Some cities are known for their cleanliness, and some are notorious for smog and poor air quality. It’s a fact of the carbon-burning world we live in, coupled with the geographical features of the places we occupy. In Los Angeles, the surrounding mountains keep emissions inside the valley, making its air the most polluted in the nation. In Miami, fresh ocean air is constantly pushed into the city, giving it some of the best quality air in the nation.
But within these cities, there are disparities. Often, neighborhoods with higher percentages of minorities have lower air quality than their whiter counterparts. Minorities face around 40 percent more exposure to toxic air pollution overall, according to a study conducted last year by the University of Minnesota.
This week, the Environmental Protection Agency (EPA) released a tool aimed at exposing these disparities. It allows users to map out their neighborhood’s environmental indicators, alongside Census information about where minorities and low-income families live.
The results are at times stark and shocking.
“Environmental justice is defined as the fair treatment and meaningful involvement of all people, regardless of race or income with respect to the development, implementation, and enforcement of environmental laws, regulations, and policies,” the EPA said in a statement about the tool, called EJSCREEN’s release. “EPA’s goal is to provide all people with equal access to the environmental decision-making process to maintain a healthy environment in which to live, learn, and work.”
Below, we’ve captured essential pollution maps for 18 major cities across the U.S., along with maps about where the minorities in those cities live.
Cities included are Washington D.C., Chicago, New York City, Newark, San Francisco, Oakland, Miami, Los Angeles, St. Louis, Atlanta, Seattle, Denver, Minneapolis, St. Paul and Detroit.
But before we get into it, a few definitions:
Ozone levels: a highly reactive gas made of three oxygen atoms. It both occurs naturally up in the atmosphere and is man-made. “Depending on where it is in the atmosphere, ozone affects life on Earth in either good or bad ways,” says the EPA. Besides reducing exposure to UV radiation (a good thing) ozone, when inhaled, can “react chemically with many biological molecules in the respiratory tract, leading to a number of adverse health effects.”

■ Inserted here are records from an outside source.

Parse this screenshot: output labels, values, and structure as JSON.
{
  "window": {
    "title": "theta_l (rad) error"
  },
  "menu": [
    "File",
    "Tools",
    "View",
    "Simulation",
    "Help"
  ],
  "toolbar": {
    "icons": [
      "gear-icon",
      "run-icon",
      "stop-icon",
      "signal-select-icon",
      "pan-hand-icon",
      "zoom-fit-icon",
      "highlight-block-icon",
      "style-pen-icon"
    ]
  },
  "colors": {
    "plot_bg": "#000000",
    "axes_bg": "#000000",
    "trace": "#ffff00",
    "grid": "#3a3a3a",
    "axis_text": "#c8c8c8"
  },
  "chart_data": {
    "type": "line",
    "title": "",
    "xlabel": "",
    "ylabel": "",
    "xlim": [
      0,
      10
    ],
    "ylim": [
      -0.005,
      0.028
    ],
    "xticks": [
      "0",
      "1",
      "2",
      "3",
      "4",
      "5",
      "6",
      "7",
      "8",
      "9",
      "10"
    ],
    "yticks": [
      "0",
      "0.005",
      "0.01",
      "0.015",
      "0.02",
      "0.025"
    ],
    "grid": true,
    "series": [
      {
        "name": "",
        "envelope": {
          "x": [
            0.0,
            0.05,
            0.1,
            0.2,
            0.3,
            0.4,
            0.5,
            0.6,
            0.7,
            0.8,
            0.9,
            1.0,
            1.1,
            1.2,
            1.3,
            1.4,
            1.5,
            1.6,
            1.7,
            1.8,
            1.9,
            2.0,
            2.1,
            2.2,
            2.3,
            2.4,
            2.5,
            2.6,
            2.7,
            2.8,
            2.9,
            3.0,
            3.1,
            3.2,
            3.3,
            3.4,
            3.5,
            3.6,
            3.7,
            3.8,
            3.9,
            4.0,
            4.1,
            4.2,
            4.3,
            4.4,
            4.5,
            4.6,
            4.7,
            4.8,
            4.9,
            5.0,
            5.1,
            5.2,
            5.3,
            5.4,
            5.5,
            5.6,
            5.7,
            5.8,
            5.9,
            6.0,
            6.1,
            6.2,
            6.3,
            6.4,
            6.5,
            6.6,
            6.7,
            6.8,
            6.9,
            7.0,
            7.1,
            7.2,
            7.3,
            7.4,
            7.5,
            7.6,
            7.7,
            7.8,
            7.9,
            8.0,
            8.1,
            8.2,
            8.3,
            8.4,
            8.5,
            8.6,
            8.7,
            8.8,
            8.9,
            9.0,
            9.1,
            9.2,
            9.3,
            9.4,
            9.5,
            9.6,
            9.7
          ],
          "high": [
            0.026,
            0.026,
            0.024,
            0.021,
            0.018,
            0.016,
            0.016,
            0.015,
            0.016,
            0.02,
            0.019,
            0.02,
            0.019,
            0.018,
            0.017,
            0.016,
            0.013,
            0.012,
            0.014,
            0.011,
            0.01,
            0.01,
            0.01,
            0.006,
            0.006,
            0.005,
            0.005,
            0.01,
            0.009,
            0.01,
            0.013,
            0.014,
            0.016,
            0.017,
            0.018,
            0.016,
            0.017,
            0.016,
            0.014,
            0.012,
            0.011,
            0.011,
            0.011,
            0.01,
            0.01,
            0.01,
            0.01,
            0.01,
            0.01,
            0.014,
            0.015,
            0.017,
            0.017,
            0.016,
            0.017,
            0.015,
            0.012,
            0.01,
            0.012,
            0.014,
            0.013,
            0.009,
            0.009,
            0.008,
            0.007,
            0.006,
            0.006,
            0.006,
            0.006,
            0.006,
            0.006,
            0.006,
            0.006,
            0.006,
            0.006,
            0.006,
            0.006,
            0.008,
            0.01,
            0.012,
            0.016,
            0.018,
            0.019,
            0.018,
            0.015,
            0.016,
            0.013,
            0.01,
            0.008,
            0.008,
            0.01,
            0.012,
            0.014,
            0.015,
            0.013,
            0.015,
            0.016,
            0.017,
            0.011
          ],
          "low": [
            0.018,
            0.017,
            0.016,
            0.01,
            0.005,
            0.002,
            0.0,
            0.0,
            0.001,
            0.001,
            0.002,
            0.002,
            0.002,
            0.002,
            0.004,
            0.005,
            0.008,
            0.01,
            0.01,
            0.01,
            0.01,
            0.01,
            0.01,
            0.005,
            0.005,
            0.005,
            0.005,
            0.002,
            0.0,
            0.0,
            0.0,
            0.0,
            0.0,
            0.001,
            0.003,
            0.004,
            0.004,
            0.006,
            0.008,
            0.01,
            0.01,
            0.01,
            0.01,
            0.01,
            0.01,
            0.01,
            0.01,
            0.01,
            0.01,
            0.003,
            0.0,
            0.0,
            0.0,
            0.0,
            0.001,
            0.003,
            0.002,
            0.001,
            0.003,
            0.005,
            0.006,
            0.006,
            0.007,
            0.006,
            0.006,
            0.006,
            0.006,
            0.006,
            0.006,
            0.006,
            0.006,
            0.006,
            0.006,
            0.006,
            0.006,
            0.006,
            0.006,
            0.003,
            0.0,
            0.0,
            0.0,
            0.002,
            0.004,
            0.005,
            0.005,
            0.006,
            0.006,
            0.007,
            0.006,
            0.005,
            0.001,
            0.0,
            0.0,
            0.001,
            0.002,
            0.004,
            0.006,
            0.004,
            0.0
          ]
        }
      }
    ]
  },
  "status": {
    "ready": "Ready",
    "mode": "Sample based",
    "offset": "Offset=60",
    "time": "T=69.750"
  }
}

Particulate matter: this is stuff found in the air, like dust, dirt, soot, smoke, and liquid droplets, according to the EPA. It appears as soot, smoke, or smog in many cities across the country. “Particles less than 10 micrometers in diameter (PM10) pose a health concern because they can be inhaled into and accumulate in the respiratory system. Particles less than 2.5 micrometers in diameter (PM2.5) are referred to as ‘fine’ particles and are believed to pose the greatest health risks. Because of their small size (approximately 1/30th the average width of a human hair), fine particles can lodge deeply into the lungs,” the EPA writes.
Known or threatened releases of chemicals: the federal government collects cases where harmful chemicals have been released into the atmosphere or directly into cities by industrial practices or other methods. It compiles these cases into a list. These heatmaps show the amount of these sites within 5km.
For more on the methodology and sources of this data, go here. And now, we start looking at the cities, beginning with the nation’s capital.
Click on the images to expand.
Notice any patterns?